EXERCISE REQUIREMENTS: Restate the lines exactly, starting at the line that contains "What data populates" and finishing with the final line of the records.

INFORMATION PROVIDED:
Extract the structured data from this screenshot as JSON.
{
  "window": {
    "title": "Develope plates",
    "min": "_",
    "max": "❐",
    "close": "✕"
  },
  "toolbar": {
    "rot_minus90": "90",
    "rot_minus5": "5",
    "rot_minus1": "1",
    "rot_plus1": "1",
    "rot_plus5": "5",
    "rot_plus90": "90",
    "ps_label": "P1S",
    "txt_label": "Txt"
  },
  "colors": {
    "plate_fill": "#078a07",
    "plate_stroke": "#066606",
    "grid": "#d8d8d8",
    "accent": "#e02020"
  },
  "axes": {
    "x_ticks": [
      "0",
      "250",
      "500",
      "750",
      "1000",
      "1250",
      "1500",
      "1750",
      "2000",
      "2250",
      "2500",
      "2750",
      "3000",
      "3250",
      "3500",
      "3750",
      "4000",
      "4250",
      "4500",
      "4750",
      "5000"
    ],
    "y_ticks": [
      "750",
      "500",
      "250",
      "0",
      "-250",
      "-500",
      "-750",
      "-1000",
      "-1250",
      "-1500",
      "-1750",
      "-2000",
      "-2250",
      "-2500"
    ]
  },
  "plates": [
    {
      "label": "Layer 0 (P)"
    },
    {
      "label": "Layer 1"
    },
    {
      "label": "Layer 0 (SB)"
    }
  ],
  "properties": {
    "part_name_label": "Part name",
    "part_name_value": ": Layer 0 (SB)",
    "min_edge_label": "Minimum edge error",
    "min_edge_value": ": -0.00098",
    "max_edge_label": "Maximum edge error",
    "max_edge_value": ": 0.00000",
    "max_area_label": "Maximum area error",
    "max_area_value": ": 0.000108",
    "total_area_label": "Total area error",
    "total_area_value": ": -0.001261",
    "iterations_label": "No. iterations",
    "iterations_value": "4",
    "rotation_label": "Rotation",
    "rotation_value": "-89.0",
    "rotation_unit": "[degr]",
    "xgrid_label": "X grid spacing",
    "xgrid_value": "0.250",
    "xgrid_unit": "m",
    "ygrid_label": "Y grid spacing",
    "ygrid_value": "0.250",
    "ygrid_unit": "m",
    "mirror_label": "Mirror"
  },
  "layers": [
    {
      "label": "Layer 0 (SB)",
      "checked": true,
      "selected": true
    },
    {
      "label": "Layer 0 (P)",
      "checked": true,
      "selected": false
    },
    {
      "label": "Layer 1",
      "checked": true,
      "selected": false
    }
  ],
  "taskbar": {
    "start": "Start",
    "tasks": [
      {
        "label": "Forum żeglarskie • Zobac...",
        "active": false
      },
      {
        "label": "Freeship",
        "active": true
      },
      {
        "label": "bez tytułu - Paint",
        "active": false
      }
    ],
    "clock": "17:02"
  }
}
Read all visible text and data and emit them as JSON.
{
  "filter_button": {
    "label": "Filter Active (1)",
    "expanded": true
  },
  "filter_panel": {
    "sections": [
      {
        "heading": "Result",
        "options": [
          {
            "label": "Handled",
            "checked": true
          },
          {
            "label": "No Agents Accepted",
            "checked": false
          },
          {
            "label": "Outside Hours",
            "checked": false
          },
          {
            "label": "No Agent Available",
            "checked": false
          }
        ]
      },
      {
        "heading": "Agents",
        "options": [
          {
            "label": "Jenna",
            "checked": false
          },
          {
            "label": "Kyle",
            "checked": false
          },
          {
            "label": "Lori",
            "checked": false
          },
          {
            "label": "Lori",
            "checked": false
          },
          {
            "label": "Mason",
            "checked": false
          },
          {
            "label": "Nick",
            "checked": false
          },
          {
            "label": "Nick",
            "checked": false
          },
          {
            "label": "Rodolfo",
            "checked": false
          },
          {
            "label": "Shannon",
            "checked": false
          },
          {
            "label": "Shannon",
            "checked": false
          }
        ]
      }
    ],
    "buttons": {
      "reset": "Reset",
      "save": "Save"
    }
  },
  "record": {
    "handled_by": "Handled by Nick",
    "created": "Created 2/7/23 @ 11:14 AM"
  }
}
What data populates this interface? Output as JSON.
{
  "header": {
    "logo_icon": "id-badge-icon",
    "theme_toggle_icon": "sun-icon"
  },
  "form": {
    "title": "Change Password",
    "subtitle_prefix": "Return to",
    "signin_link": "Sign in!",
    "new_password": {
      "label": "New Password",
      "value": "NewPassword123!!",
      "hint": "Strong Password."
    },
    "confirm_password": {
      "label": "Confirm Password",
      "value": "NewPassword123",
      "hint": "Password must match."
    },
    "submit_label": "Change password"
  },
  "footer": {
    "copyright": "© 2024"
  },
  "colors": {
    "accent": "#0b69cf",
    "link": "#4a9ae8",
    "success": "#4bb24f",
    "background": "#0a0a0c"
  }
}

RESULT:
What data populates this interface? Output as JSON.
{
  "header": {
    "logo_icon": "id-badge-icon",
    "theme_toggle_icon": "sun-icon"
  },
  "form": {
    "title": "Change Password",
    "subtitle_prefix": "Return to",
    "signin_link": "Sign in!",
    "new_password": {
      "label": "New Password",
      "value": "NewPassword123!!",
      "hint": "Strong Password."
    },
    "confirm_password": {
      "label": "Confirm Password",
      "value": "NewPassword123",
      "hint": "Password must match."
    },
    "submit_label": "Change password"
  },
  "footer": {
    "copyright": "© 2024"
  },
  "colors": {
    "accent": "#0b69cf",
    "link": "#4a9ae8",
    "success": "#4bb24f",
    "background": "#0a0a0c"
  }
}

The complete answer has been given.